"We’ve just dropped the final five episodes of Industry so no need to wait a week to find out what happens to the graduates at Pierpoint."

There was a collective sigh of dismay across my WhatsApp group when this came through from the BBC iPlayer mailing list last week. Industry was a perfect shared lockdown experience: a guilty blast of glossy Sunday night drama that we could all chat about as it went out on air. For a group of socially-distanced friends (and ex graduates) it was the closest thing we've had to feeling like we were hanging out again. But then that email arrived. Inevitably two people rushed ahead (at different speeds). One of them has already given out spoilers. And we all know that we won't be able to chat about it again until the slowest person (probably me) has seen the finale. Given the lack of urgency that came with the Sunday 9pm deadline, that probably won't be until well into next year.

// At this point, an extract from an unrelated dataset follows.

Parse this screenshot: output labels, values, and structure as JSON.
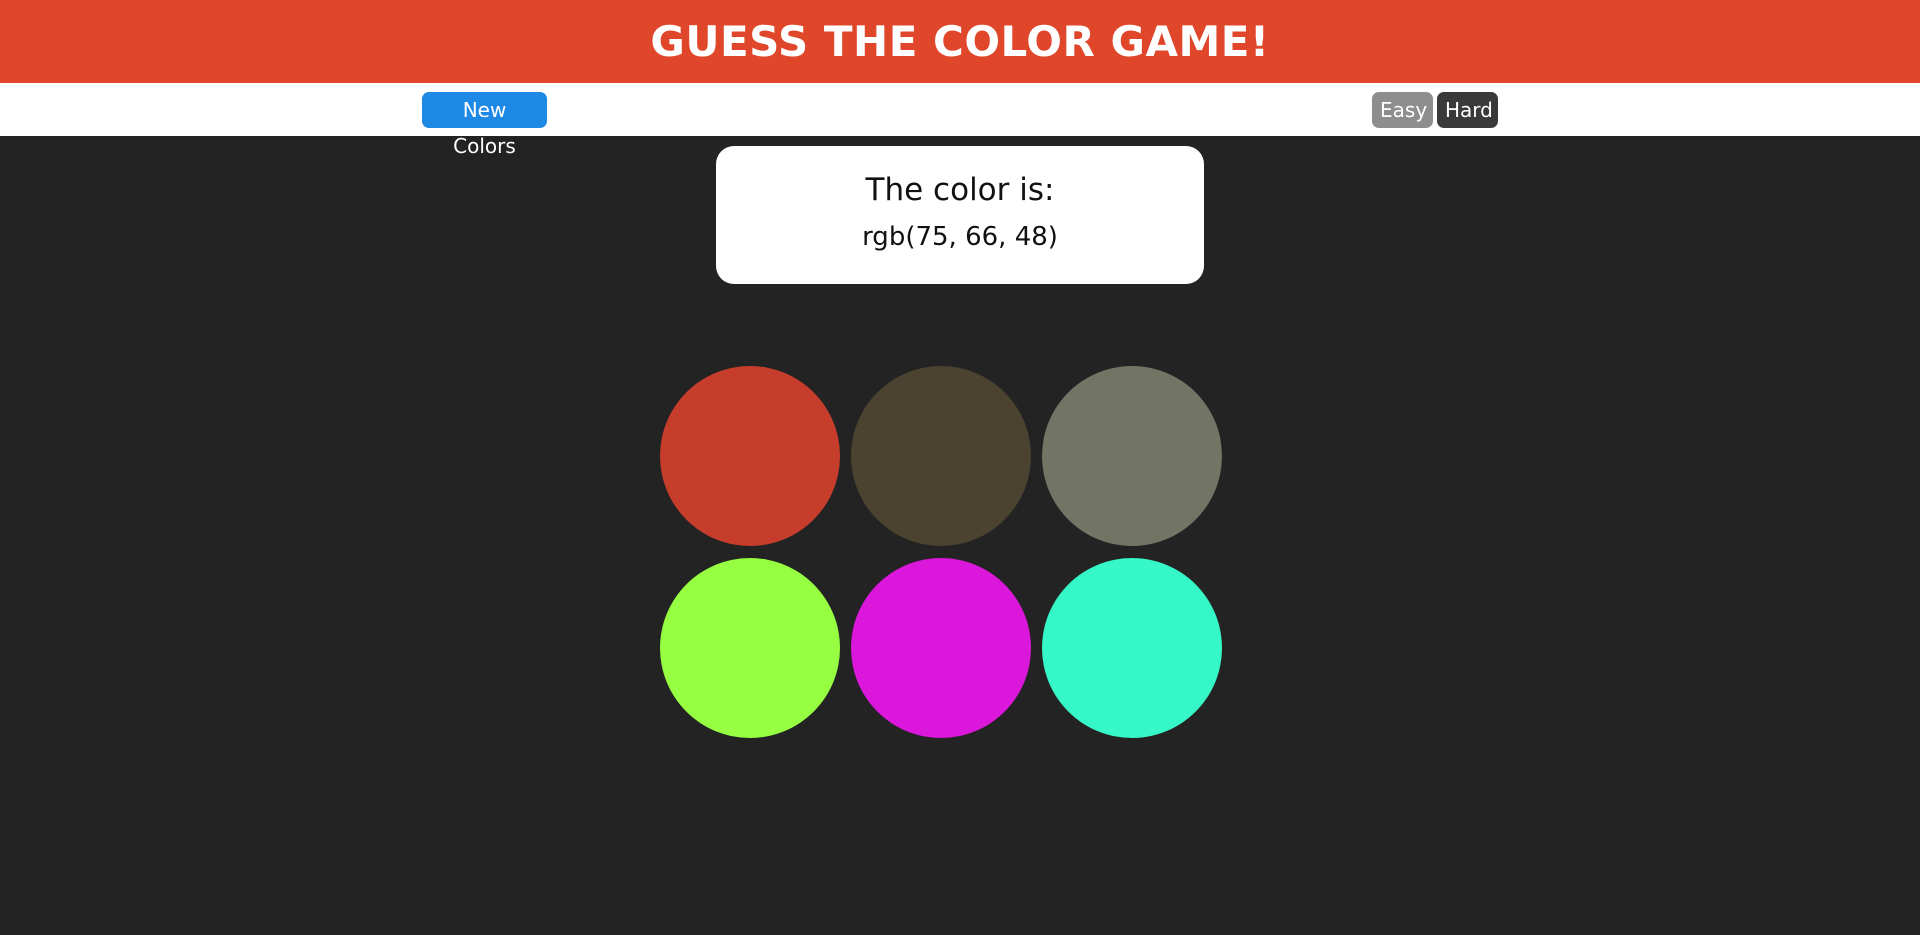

Plenty of commentators have highlighted the beauty of the shared viewing experience. 'Linear' wasn't even really a phrase we used until 'non-linear' took over, something that seems to have accelerated so rapidly this past year that it's hard to keep count of all the services available. Some say saturation point is nearing, where people are reluctant to shell out for yet another content service, particularly in the UK where most of us are already parting with over £150 each year for the licence fee. The competition is so fierce that one service has already crumbled: Quibi, the much-hyped 'high quality short form' service, built for commuters, that tragically launched the very month the world was told to stop commuting.

So it’s worth mentioning that Netflix, the lord of the streamers, has just launched Direct, a new TV channel that only ever shows one thing at a time. It is web based, and will only be available to existing Netflix subscribers (currently in France only), but in terms of functionality it is essentially a standard linear TV channel: anyone tuning in at any given time will find themselves watching the same programme. It’s a strange thought, opening up Netflix and being surprised by what they have to show you.

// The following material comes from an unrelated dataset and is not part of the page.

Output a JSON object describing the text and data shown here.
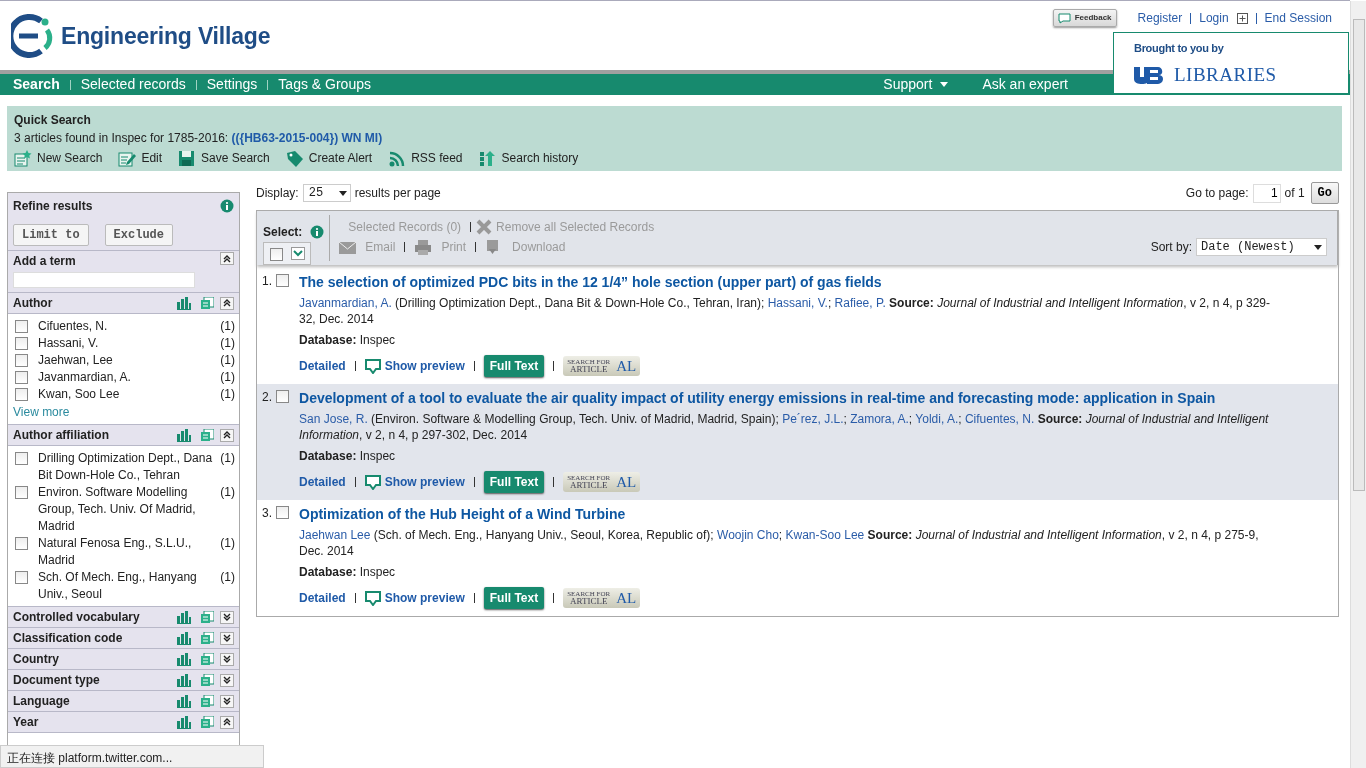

Whether this, like Amazon Prime’s Watch Party, is the start of a concerted move by streamers to capture the comfort of shared viewing is hard to tell, but it’s an unexpected shift away from the atomised content experience they have successfully made the norm. So broadcasters take note. Despite the fierce competition from an ever-growing slew of new providers, it’s worth thinking twice before letting go of your channel brands. It turns out they retain a purpose that even the biggest streamers are seemingly trying to emulate.

This is where, in a typical blog post structure, I would leave you with a parting quip about the finale of Industry. But I haven’t seen it yet. I’m going to ignore that email, and respect the Sunday night drama slot. Despite the fact I’ll only have myself to discuss it with.  

Christopher Godfree, Head of Client Services